▶ The problem
For every line below, output the text exactly and leave out images.

▶ Data records
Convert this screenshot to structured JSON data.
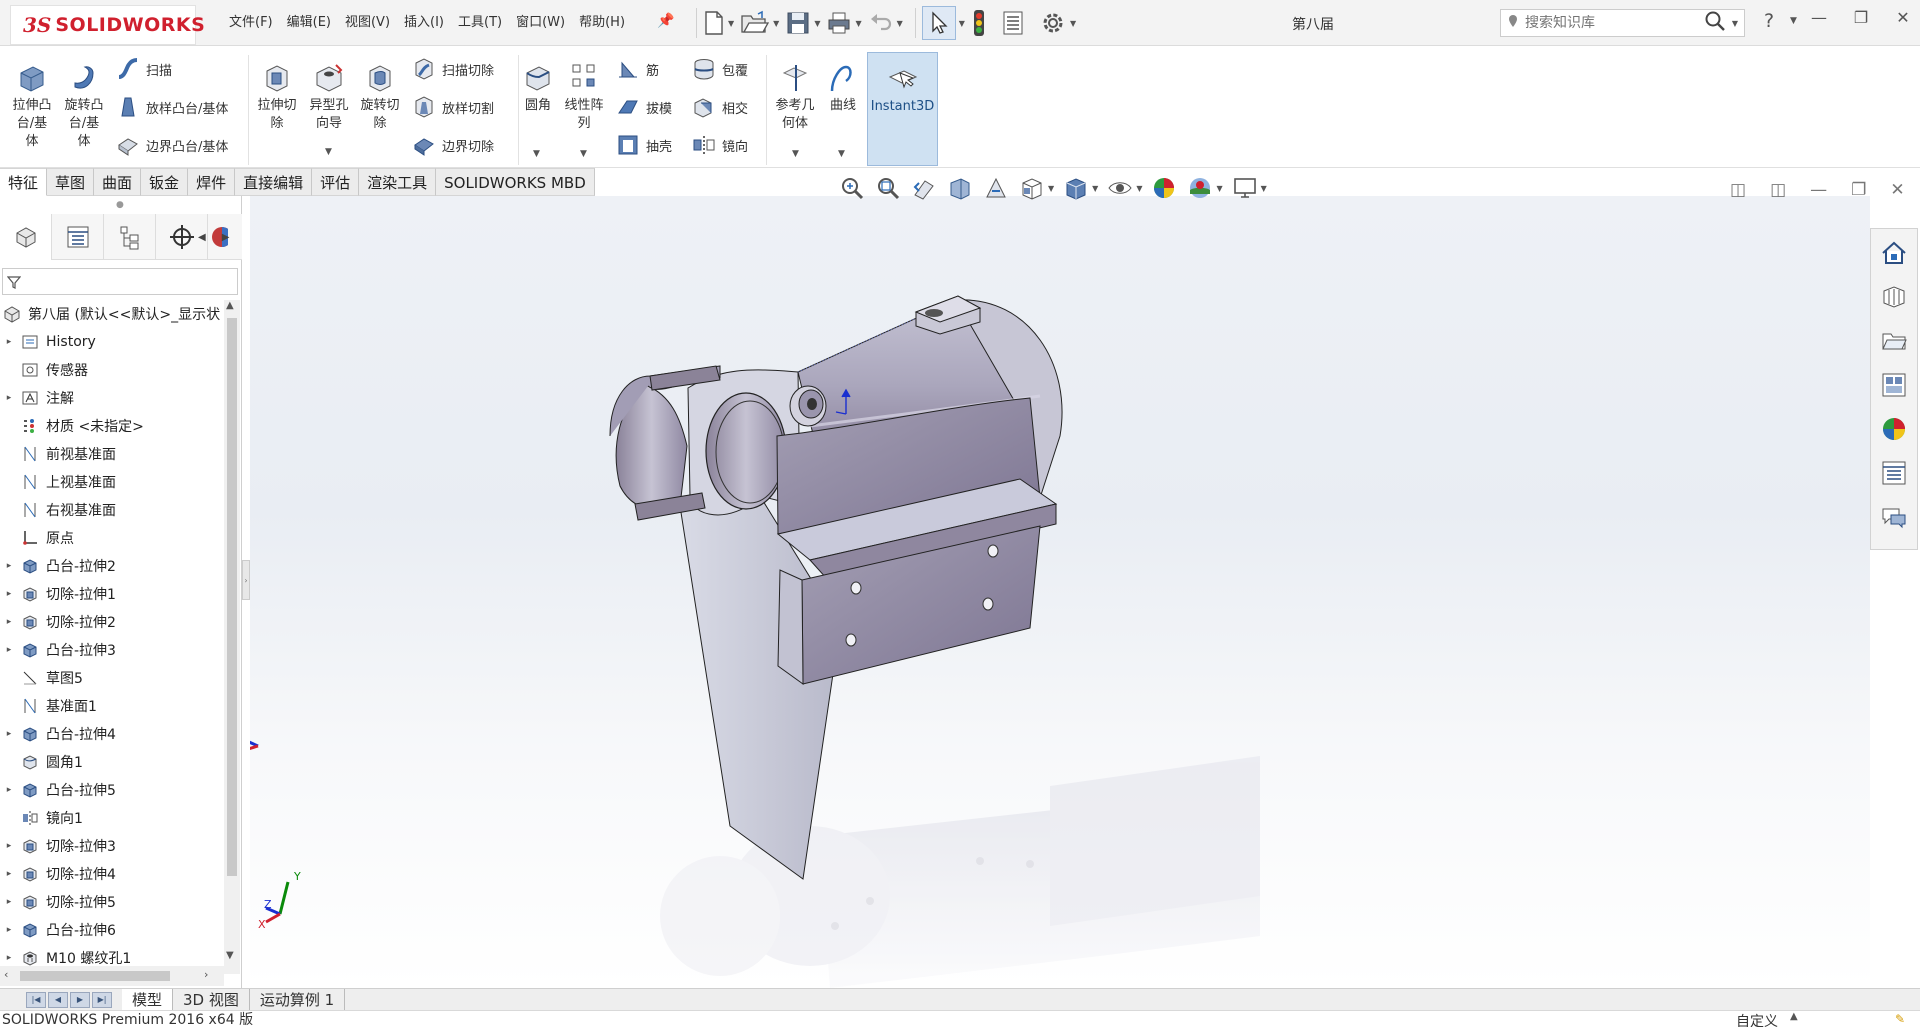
{
  "app": {
    "logo_ds": "3S",
    "logo_text": "SOLIDWORKS",
    "document_title": "第八届"
  },
  "menus": [
    "文件(F)",
    "编辑(E)",
    "视图(V)",
    "插入(I)",
    "工具(T)",
    "窗口(W)",
    "帮助(H)"
  ],
  "search": {
    "placeholder": "搜索知识库"
  },
  "ribbon": {
    "extrude_boss": "拉伸凸\n台/基\n体",
    "revolve_boss": "旋转凸\n台/基\n体",
    "sweep": "扫描",
    "loft_boss": "放样凸台/基体",
    "boundary_boss": "边界凸台/基体",
    "extrude_cut": "拉伸切\n除",
    "hole_wizard": "异型孔\n向导",
    "revolve_cut": "旋转切\n除",
    "sweep_cut": "扫描切除",
    "loft_cut": "放样切割",
    "boundary_cut": "边界切除",
    "fillet": "圆角",
    "linear_pattern": "线性阵\n列",
    "rib": "筋",
    "draft": "拔模",
    "shell": "抽壳",
    "wrap": "包覆",
    "intersect": "相交",
    "mirror": "镜向",
    "ref_geometry": "参考几\n何体",
    "curves": "曲线",
    "instant3d": "Instant3D"
  },
  "command_tabs": [
    "特征",
    "草图",
    "曲面",
    "钣金",
    "焊件",
    "直接编辑",
    "评估",
    "渲染工具",
    "SOLIDWORKS MBD"
  ],
  "tree": {
    "root": "第八届 (默认<<默认>_显示状",
    "items": [
      {
        "label": "History",
        "expand": true,
        "icon": "history-icon"
      },
      {
        "label": "传感器",
        "expand": false,
        "icon": "sensor-icon"
      },
      {
        "label": "注解",
        "expand": true,
        "icon": "annotation-icon"
      },
      {
        "label": "材质 <未指定>",
        "expand": false,
        "icon": "material-icon"
      },
      {
        "label": "前视基准面",
        "expand": false,
        "icon": "plane-icon"
      },
      {
        "label": "上视基准面",
        "expand": false,
        "icon": "plane-icon"
      },
      {
        "label": "右视基准面",
        "expand": false,
        "icon": "plane-icon"
      },
      {
        "label": "原点",
        "expand": false,
        "icon": "origin-icon"
      },
      {
        "label": "凸台-拉伸2",
        "expand": true,
        "icon": "extrude-feature-icon"
      },
      {
        "label": "切除-拉伸1",
        "expand": true,
        "icon": "cut-feature-icon"
      },
      {
        "label": "切除-拉伸2",
        "expand": true,
        "icon": "cut-feature-icon"
      },
      {
        "label": "凸台-拉伸3",
        "expand": true,
        "icon": "extrude-feature-icon"
      },
      {
        "label": "草图5",
        "expand": false,
        "icon": "sketch-icon"
      },
      {
        "label": "基准面1",
        "expand": false,
        "icon": "plane-icon"
      },
      {
        "label": "凸台-拉伸4",
        "expand": true,
        "icon": "extrude-feature-icon"
      },
      {
        "label": "圆角1",
        "expand": false,
        "icon": "fillet-feature-icon"
      },
      {
        "label": "凸台-拉伸5",
        "expand": true,
        "icon": "extrude-feature-icon"
      },
      {
        "label": "镜向1",
        "expand": false,
        "icon": "mirror-feature-icon"
      },
      {
        "label": "切除-拉伸3",
        "expand": true,
        "icon": "cut-feature-icon"
      },
      {
        "label": "切除-拉伸4",
        "expand": true,
        "icon": "cut-feature-icon"
      },
      {
        "label": "切除-拉伸5",
        "expand": true,
        "icon": "cut-feature-icon"
      },
      {
        "label": "凸台-拉伸6",
        "expand": true,
        "icon": "extrude-feature-icon"
      },
      {
        "label": "M10 螺纹孔1",
        "expand": true,
        "icon": "hole-feature-icon"
      }
    ]
  },
  "triad": {
    "x": "X",
    "y": "Y",
    "z": "Z"
  },
  "bottom_tabs": [
    "模型",
    "3D 视图",
    "运动算例 1"
  ],
  "status": {
    "left": "SOLIDWORKS Premium 2016 x64 版",
    "right": "自定义"
  },
  "colors": {
    "brand": "#d0202e",
    "part_face": "#8d86a2",
    "active_tab_highlight": "#cfe1f2"
  }
}
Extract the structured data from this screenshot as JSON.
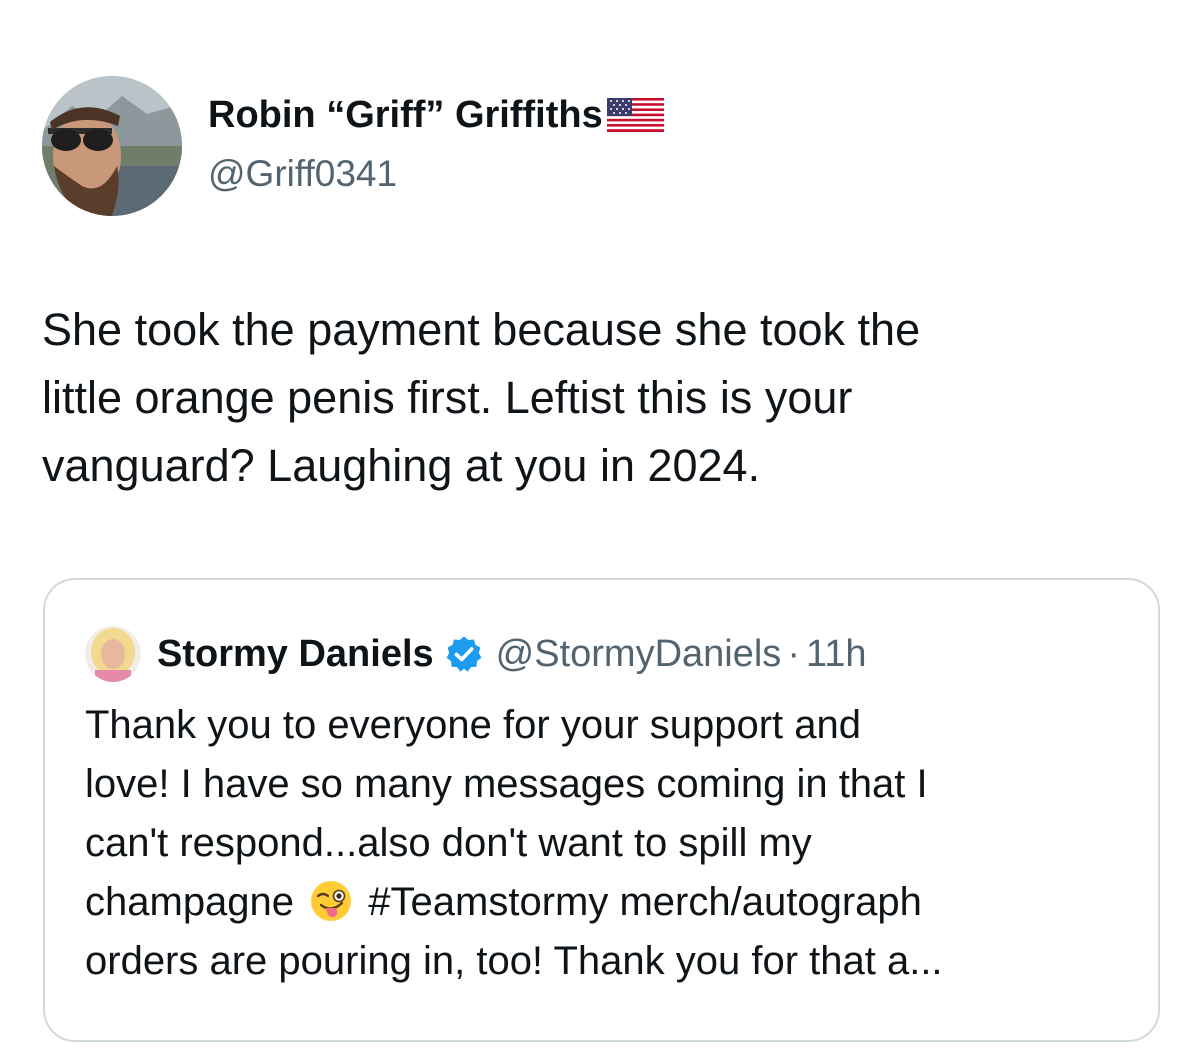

▶ Output for this task
Convert this screenshot to structured JSON data.
{
  "app": {
    "logo_ds": "3S",
    "logo_text": "SOLIDWORKS",
    "document_title": "第八届"
  },
  "menus": [
    "文件(F)",
    "编辑(E)",
    "视图(V)",
    "插入(I)",
    "工具(T)",
    "窗口(W)",
    "帮助(H)"
  ],
  "search": {
    "placeholder": "搜索知识库"
  },
  "ribbon": {
    "extrude_boss": "拉伸凸\n台/基\n体",
    "revolve_boss": "旋转凸\n台/基\n体",
    "sweep": "扫描",
    "loft_boss": "放样凸台/基体",
    "boundary_boss": "边界凸台/基体",
    "extrude_cut": "拉伸切\n除",
    "hole_wizard": "异型孔\n向导",
    "revolve_cut": "旋转切\n除",
    "sweep_cut": "扫描切除",
    "loft_cut": "放样切割",
    "boundary_cut": "边界切除",
    "fillet": "圆角",
    "linear_pattern": "线性阵\n列",
    "rib": "筋",
    "draft": "拔模",
    "shell": "抽壳",
    "wrap": "包覆",
    "intersect": "相交",
    "mirror": "镜向",
    "ref_geometry": "参考几\n何体",
    "curves": "曲线",
    "instant3d": "Instant3D"
  },
  "command_tabs": [
    "特征",
    "草图",
    "曲面",
    "钣金",
    "焊件",
    "直接编辑",
    "评估",
    "渲染工具",
    "SOLIDWORKS MBD"
  ],
  "tree": {
    "root": "第八届 (默认<<默认>_显示状",
    "items": [
      {
        "label": "History",
        "expand": true,
        "icon": "history-icon"
      },
      {
        "label": "传感器",
        "expand": false,
        "icon": "sensor-icon"
      },
      {
        "label": "注解",
        "expand": true,
        "icon": "annotation-icon"
      },
      {
        "label": "材质 <未指定>",
        "expand": false,
        "icon": "material-icon"
      },
      {
        "label": "前视基准面",
        "expand": false,
        "icon": "plane-icon"
      },
      {
        "label": "上视基准面",
        "expand": false,
        "icon": "plane-icon"
      },
      {
        "label": "右视基准面",
        "expand": false,
        "icon": "plane-icon"
      },
      {
        "label": "原点",
        "expand": false,
        "icon": "origin-icon"
      },
      {
        "label": "凸台-拉伸2",
        "expand": true,
        "icon": "extrude-feature-icon"
      },
      {
        "label": "切除-拉伸1",
        "expand": true,
        "icon": "cut-feature-icon"
      },
      {
        "label": "切除-拉伸2",
        "expand": true,
        "icon": "cut-feature-icon"
      },
      {
        "label": "凸台-拉伸3",
        "expand": true,
        "icon": "extrude-feature-icon"
      },
      {
        "label": "草图5",
        "expand": false,
        "icon": "sketch-icon"
      },
      {
        "label": "基准面1",
        "expand": false,
        "icon": "plane-icon"
      },
      {
        "label": "凸台-拉伸4",
        "expand": true,
        "icon": "extrude-feature-icon"
      },
      {
        "label": "圆角1",
        "expand": false,
        "icon": "fillet-feature-icon"
      },
      {
        "label": "凸台-拉伸5",
        "expand": true,
        "icon": "extrude-feature-icon"
      },
      {
        "label": "镜向1",
        "expand": false,
        "icon": "mirror-feature-icon"
      },
      {
        "label": "切除-拉伸3",
        "expand": true,
        "icon": "cut-feature-icon"
      },
      {
        "label": "切除-拉伸4",
        "expand": true,
        "icon": "cut-feature-icon"
      },
      {
        "label": "切除-拉伸5",
        "expand": true,
        "icon": "cut-feature-icon"
      },
      {
        "label": "凸台-拉伸6",
        "expand": true,
        "icon": "extrude-feature-icon"
      },
      {
        "label": "M10 螺纹孔1",
        "expand": true,
        "icon": "hole-feature-icon"
      }
    ]
  },
  "triad": {
    "x": "X",
    "y": "Y",
    "z": "Z"
  },
  "bottom_tabs": [
    "模型",
    "3D 视图",
    "运动算例 1"
  ],
  "status": {
    "left": "SOLIDWORKS Premium 2016 x64 版",
    "right": "自定义"
  },
  "colors": {
    "brand": "#d0202e",
    "part_face": "#8d86a2",
    "active_tab_highlight": "#cfe1f2"
  }
}
Extract the structured data from this screenshot as JSON.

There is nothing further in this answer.